• WHAT THE TASK ASKS: Output each of the entries exactly, skipping every picture they contain.

───

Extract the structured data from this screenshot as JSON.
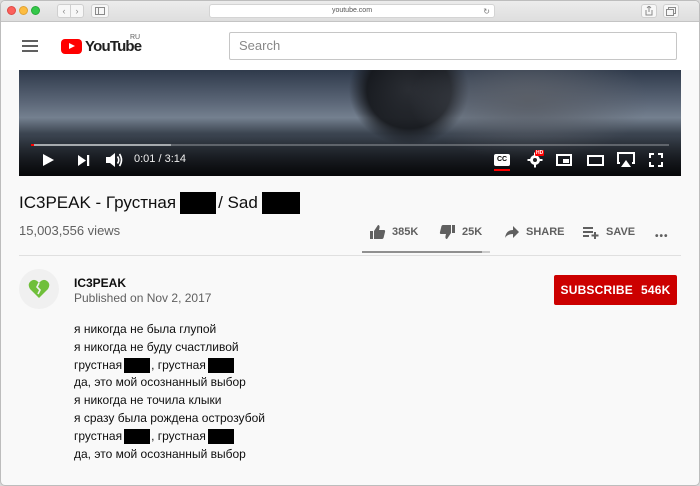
{
  "browser": {
    "url": "youtube.com"
  },
  "header": {
    "logo_text": "YouTube",
    "logo_region": "RU",
    "search_placeholder": "Search"
  },
  "player": {
    "time": "0:01 / 3:14",
    "played_fraction": 0.005,
    "buffered_fraction": 0.22,
    "cc_label": "CC",
    "hd_badge": "HD"
  },
  "video": {
    "title_part1": "IC3PEAK - Грустная",
    "title_part2": "/ Sad",
    "views": "15,003,556 views",
    "likes": "385K",
    "dislikes": "25K",
    "like_fraction": 0.94,
    "share_label": "SHARE",
    "save_label": "SAVE",
    "more_label": "•••"
  },
  "channel": {
    "name": "IC3PEAK",
    "published": "Published on Nov 2, 2017",
    "subscribe_label": "SUBSCRIBE",
    "subscriber_count": "546K",
    "accent": "#cc0000"
  },
  "description": {
    "lines": [
      "я никогда не была глупой",
      "я никогда не буду счастливой",
      "грустная",
      ", грустная",
      "да, это мой осознанный выбор",
      "я никогда не точила клыки",
      "я сразу была рождена острозубой",
      "грустная",
      ", грустная",
      "да, это мой осознанный выбор"
    ]
  }
}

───

• EXERCISE RESPONSE:
Extract the structured data from this screenshot as JSON.
{
  "browser": {
    "url": "youtube.com"
  },
  "header": {
    "logo_text": "YouTube",
    "logo_region": "RU",
    "search_placeholder": "Search"
  },
  "player": {
    "time": "0:01 / 3:14",
    "played_fraction": 0.005,
    "buffered_fraction": 0.22,
    "cc_label": "CC",
    "hd_badge": "HD"
  },
  "video": {
    "title_part1": "IC3PEAK - Грустная",
    "title_part2": "/ Sad",
    "views": "15,003,556 views",
    "likes": "385K",
    "dislikes": "25K",
    "like_fraction": 0.94,
    "share_label": "SHARE",
    "save_label": "SAVE",
    "more_label": "•••"
  },
  "channel": {
    "name": "IC3PEAK",
    "published": "Published on Nov 2, 2017",
    "subscribe_label": "SUBSCRIBE",
    "subscriber_count": "546K",
    "accent": "#cc0000"
  },
  "description": {
    "lines": [
      "я никогда не была глупой",
      "я никогда не буду счастливой",
      "грустная",
      ", грустная",
      "да, это мой осознанный выбор",
      "я никогда не точила клыки",
      "я сразу была рождена острозубой",
      "грустная",
      ", грустная",
      "да, это мой осознанный выбор"
    ]
  }
}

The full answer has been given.